AOL has acknowledged the need to serve business users and offers much support, although it doesn't have as many forums as CIS. Likewise, it has entered the race to get users on Internet. In fact, AOL is currently in the lead with gopher and WAIS support well ahead of CIS.
Prodigy's primary thrust is the family -- or so it seems. While offering some business services, it's more for the home user. While the White Plains, N.Y., service is considered number two among the Big Three, it's falling fast.
Last estimates released say Prodigy has 1.3 million subscribers -- but it's been saying 1.3 million since 1993. Analysts say Prodigy is the only service that has actually been experiencing a loss.
The joint venture between Sears and IBM has never posted a profit, although officials claim it will in 1994. Prodigy's got some graphical appeal with occasional illustrations that slowly appear on your screen.
Prodigy's family-oriented effort has been the source for some controversy. It regularly fails to post messages that some anonymous Prodigy operator finds is not related to the topic or offensive (no matter if the language is upstanding English). This crosses all the discussion forums. And Prodigy does not have the tolerance of AOL. When users there threatened a boycott due to costs, Prodigy kicked them all off.
The service did recently lower its costs -- it announced its changes the same day as AOL, which has led analysts to question which service was responding to the other and whether AOL was really responding to a user-threatened boycott. Prodigy is now $9.95 a month with the first five hours free and $2.95 an hour thereafter.
Users also have to endure occasional screens with advertisements taking up a quarter of the screen.

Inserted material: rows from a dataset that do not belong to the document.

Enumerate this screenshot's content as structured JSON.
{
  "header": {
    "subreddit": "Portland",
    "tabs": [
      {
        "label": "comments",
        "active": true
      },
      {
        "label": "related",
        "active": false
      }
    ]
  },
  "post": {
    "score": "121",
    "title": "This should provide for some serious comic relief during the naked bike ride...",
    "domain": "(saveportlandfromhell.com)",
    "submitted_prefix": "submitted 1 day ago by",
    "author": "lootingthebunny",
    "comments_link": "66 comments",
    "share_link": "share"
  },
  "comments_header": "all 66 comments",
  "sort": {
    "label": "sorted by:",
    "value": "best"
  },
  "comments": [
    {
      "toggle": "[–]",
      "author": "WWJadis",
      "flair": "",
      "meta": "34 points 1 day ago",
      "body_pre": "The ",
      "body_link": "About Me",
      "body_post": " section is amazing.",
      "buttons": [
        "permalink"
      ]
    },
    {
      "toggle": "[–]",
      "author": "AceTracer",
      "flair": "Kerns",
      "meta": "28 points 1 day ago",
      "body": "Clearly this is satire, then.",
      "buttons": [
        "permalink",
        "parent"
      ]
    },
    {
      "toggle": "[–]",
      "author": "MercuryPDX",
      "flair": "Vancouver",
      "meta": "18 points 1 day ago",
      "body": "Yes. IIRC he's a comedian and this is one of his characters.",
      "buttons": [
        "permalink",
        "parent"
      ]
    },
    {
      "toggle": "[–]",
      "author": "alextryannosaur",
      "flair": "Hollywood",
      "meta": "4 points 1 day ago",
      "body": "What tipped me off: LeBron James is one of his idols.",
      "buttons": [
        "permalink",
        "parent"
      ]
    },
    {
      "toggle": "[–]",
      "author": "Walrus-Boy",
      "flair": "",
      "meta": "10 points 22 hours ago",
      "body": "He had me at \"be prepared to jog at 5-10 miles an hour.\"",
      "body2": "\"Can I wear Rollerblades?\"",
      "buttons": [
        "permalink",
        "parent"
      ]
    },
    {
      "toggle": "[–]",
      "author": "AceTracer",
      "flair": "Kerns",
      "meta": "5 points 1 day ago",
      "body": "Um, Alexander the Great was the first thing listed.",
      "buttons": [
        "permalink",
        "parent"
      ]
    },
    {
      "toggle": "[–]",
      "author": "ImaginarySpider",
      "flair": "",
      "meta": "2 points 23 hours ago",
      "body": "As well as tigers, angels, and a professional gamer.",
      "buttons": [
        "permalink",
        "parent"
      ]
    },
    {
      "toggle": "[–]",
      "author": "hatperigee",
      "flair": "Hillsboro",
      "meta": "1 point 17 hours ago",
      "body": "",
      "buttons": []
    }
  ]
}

Prodigy has just announced it will support chat, but users have to order the new software to support it. And Prodigy offers just as much Internet support as CompuServe.